### Activity
Show all lines from the records below in which the string "this" is present.

### Data excerpts

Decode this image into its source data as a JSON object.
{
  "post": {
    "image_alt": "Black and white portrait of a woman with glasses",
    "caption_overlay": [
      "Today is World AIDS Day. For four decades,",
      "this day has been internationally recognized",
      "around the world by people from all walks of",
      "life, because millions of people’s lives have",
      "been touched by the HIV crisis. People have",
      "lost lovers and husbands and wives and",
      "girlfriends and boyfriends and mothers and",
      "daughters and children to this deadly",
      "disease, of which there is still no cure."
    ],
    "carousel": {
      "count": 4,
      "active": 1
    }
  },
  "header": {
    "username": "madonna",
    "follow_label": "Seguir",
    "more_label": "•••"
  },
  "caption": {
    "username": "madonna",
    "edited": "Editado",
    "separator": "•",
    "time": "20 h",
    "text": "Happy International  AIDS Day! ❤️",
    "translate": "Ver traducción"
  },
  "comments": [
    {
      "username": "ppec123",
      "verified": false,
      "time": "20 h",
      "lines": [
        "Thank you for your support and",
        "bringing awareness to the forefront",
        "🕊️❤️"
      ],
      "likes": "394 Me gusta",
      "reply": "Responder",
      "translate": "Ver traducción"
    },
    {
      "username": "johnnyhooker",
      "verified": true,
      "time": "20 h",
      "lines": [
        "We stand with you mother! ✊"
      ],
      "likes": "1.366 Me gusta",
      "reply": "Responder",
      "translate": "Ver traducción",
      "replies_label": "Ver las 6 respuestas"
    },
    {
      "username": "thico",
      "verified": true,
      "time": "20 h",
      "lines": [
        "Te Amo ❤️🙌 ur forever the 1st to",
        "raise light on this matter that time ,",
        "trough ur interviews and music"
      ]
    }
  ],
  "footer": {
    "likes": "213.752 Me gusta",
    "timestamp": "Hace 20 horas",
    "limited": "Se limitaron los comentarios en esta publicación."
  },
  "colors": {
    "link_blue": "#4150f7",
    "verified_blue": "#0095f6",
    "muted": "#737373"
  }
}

### Solution
Decode this image into its source data as a JSON object.
      "this day has been internationally recognized",
      "daughters and children to this deadly",
        "raise light on this matter that time ,",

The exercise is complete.